• Hygiene promotion that ensures people understand the cultural aspects and the risks that might affect negatively their health. NRC distributes hygiene kits, water storage kits, sanitation kits and latrine cleaning kits along with hygiene promotion to enable people adopt good hygiene practices


Gender-based violence (GBV)

Through our community centres, women and girls are provided with safe spaces, where they access GBV prevention and response services, and participate in activities. Our community centres function as hubs, from where our teams work with groups at risk of GBV. Our gender activities: 

• Launch awareness campaigns on gender-related issues, for men, women, boys and girls. 
• Establish community centres where women and children can have a safe space to learn skills through social and recreational activities such as sewing, language classes and sports. 
• Provide psychosocial support to survivors of GBV, aiding them in the healing process. 
• Conduct trainings for community leaders and local partners on GBV issues and the services we provide.

Established
2010
Budget forecast 2016
326.7 Million NOK
International staff
42
Field offices
Anbar, Baghdad, Dohuk, Erbil, Kirkuk and Sulaymaniyah
Budget 2015
299.7 Million NOK
National staff
409
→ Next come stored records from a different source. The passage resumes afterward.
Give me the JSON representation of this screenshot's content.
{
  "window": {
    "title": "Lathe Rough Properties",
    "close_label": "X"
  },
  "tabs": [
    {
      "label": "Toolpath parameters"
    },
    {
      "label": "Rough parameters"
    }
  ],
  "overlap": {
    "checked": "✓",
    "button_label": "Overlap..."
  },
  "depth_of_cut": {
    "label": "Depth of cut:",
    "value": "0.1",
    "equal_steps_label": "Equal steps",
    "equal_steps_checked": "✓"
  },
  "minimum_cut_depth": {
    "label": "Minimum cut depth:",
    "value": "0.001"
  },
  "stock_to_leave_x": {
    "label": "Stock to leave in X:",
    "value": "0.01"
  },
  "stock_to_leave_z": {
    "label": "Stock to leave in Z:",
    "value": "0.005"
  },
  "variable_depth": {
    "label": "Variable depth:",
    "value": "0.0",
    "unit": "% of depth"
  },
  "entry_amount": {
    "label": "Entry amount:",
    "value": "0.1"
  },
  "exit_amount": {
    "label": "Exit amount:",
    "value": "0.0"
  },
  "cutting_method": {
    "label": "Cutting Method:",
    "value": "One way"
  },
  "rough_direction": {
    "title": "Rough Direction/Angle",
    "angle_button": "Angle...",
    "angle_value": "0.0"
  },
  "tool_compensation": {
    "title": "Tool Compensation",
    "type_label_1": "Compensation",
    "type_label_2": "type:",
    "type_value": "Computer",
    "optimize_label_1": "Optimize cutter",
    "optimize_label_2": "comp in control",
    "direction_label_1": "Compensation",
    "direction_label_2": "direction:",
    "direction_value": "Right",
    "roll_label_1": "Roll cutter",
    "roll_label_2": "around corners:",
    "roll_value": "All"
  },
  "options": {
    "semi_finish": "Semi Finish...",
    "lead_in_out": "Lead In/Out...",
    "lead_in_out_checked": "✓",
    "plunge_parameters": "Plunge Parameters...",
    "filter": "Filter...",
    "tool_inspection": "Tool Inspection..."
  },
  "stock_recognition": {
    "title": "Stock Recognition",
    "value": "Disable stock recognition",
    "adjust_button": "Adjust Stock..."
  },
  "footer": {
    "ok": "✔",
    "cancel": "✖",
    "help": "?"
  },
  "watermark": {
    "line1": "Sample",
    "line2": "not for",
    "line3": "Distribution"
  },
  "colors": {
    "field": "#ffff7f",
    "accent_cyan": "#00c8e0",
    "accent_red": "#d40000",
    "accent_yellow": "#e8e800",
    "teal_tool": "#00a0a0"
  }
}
NRC in Iraq

Country Director

Wolfgang Gressmann

Phone

+964 (0)751 109 6724